A Brief Walk-Through
by Elsa Garmire
Exterior of the Pavilion, showing entrance tunnel. Photo: John Pearce
The Pavilion building is dome-shaped, 120 feet in diameter, built of white poly-vinyl chloride panels placed over a steel structure. A cloud bank enshrouds the roof; an ever-changing water fog generated by an atomizer system. The cloud spills over onto the wide public plaza in front of the Pavilion through which seven white man-sized dome-shaped "Floats" move slowly, emitting sound. When touched they change their direction. Also on the plaza, the 30-foot Suntrak sculpture reflects a 10-foot diameter sunbeam to a fixed point on the dome through the fog. A moving elliptical, and a stationary triangular, mirror combine to track the sun. At night there is an intense white light frame around the Pavilion dome and cloud.
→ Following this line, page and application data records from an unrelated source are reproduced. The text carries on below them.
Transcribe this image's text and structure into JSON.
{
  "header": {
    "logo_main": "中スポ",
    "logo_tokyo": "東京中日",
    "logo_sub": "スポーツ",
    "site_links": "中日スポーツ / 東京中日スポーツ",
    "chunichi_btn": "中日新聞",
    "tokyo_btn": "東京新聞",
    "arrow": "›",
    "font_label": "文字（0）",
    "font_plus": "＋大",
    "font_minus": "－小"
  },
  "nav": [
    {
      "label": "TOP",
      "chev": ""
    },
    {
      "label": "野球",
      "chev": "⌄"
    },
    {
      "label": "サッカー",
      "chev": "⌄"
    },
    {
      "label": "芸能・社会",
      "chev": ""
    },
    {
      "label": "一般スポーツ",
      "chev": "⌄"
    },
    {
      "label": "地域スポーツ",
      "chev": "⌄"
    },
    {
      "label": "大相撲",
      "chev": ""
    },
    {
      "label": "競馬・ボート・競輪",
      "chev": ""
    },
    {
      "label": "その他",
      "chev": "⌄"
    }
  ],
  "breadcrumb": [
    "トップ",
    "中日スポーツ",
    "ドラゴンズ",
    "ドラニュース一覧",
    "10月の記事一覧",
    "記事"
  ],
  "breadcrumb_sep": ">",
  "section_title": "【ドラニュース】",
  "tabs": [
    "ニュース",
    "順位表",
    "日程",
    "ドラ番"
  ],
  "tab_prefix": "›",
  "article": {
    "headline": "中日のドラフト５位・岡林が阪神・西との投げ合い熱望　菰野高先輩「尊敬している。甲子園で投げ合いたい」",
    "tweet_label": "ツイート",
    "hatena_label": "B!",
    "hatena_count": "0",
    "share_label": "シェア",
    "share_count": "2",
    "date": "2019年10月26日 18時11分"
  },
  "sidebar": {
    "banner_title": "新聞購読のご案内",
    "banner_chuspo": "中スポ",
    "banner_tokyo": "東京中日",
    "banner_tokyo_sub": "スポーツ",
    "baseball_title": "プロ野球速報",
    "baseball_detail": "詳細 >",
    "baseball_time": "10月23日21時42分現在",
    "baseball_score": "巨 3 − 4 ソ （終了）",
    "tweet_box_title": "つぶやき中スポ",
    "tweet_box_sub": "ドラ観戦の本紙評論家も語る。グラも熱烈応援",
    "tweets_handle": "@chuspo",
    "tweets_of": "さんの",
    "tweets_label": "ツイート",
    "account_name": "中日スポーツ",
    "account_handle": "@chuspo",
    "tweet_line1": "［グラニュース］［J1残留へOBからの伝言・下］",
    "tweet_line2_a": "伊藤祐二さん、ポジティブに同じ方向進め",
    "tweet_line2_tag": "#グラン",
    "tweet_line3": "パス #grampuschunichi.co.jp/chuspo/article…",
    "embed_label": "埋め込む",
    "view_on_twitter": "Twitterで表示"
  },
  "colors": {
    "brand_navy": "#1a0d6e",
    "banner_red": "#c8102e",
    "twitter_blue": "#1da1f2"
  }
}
This square, tilted in space, is produced by Xenon arc searchlights atop four towers at corners of the plaza.
Entrance to the interior of the Pavilion is a shiny tunnel. The visitor receives a small handset from a silver-suited hostess. This handset picks up audio signals emitted from loops embedded in the floor, and contains a small light.
Upon leaving the tunnel the visitor enters the darkness of the Clam Room, so named for its shape. The gentle obscurity of this black-walled room absorbs previous impressions in preparation for the Dome Room above. As the visitor sinks gently into the soft surface at the entrance he hears, through the first set of loops, information regarding the many possible experiences to be explored in the Pavilion. In the center of the ceiling, shadows and moving lights flicker across the glass window. In the ceiling at the end of the room an inverted plastic dome glows red, yellow, green, and blue with a display of krypton laser light. This display has its source in audio signals which drive fast-moving galvanometer mirrors, deflecting the colored light beams in two-dimensional figures. The translucent dome showers the visitors with scintillating flashes of laser light as they walk beneath it.
A stairway leads up into the interior of the Dome Room, containing a large hemispherical mirror dome, 90 feet in diameter. Inside the space, upside down above people's heads, will be their real images suspended in space. Illusion merges with reality as the visitor walks entirely around the hanging images, noting their full three-dimensional presence. Climbing an elevated platform allows the visitor to merge with the images, isolating himself from the rest of the real and image worlds. Looking out through the spherical mirror the visitor sees enlarged right-side-up images of people and objects standing in the outer regions of the floor. These images are not "real" in that they appear on the other side of the mirror.
A versatile and sophisticated lighting system, consisting primarily of spotlights in the top of the dome, makes use of the reflective properties of the mirror and causes a variety of experiences. For example, the entire spherical mirror can be illuminated, creating blossoms of pure light. Rapid sequencing of spots can cause the dome to appear to spin. Two ultra-collimated beams bounce many times off the mirror creating spatial light structures. The position, color, size, and intensity of the lights can be controlled manually or programmed with paper punch tapes.
The acoustics of the dome are as phenomenal as its optics. Echoes and reverberations create lively sound images and envelopes. A versatile speaker system and switching network makes full use of the acoustical properties of the sphere. Sounds may be switched along latitudes and longitudes at speeds varying from very slow to a velocity fast enough to lose the sense of motion. The whole space can be divided into areas of maximal and minimal sounds in a standing wave pattern. Point, line, and immersion sound phenomena are all easily achievable.
In contrast to the sound and light image world is the real physical presence of the floor. The floor slopes gently up toward the clear glass floor, which presents visual contact with the Clam Room. There are a number of different floor sections, each creating a different physical impression. The sound loops beneath each section emit distinctive sounds coordinated to the floor material. Thus, above the grassy segment the visitor hears lawn mowers, birds, etc.; above the asphalt floor are city sounds. Other sections are bouncy rubber, wood, lead, stone.
Changing teams of four people, composed of artists, scientists, and people from other professions, program the light and sound activities. These performances are experimental in nature and take full advantage of the unique technical equipment and other properties of the dome.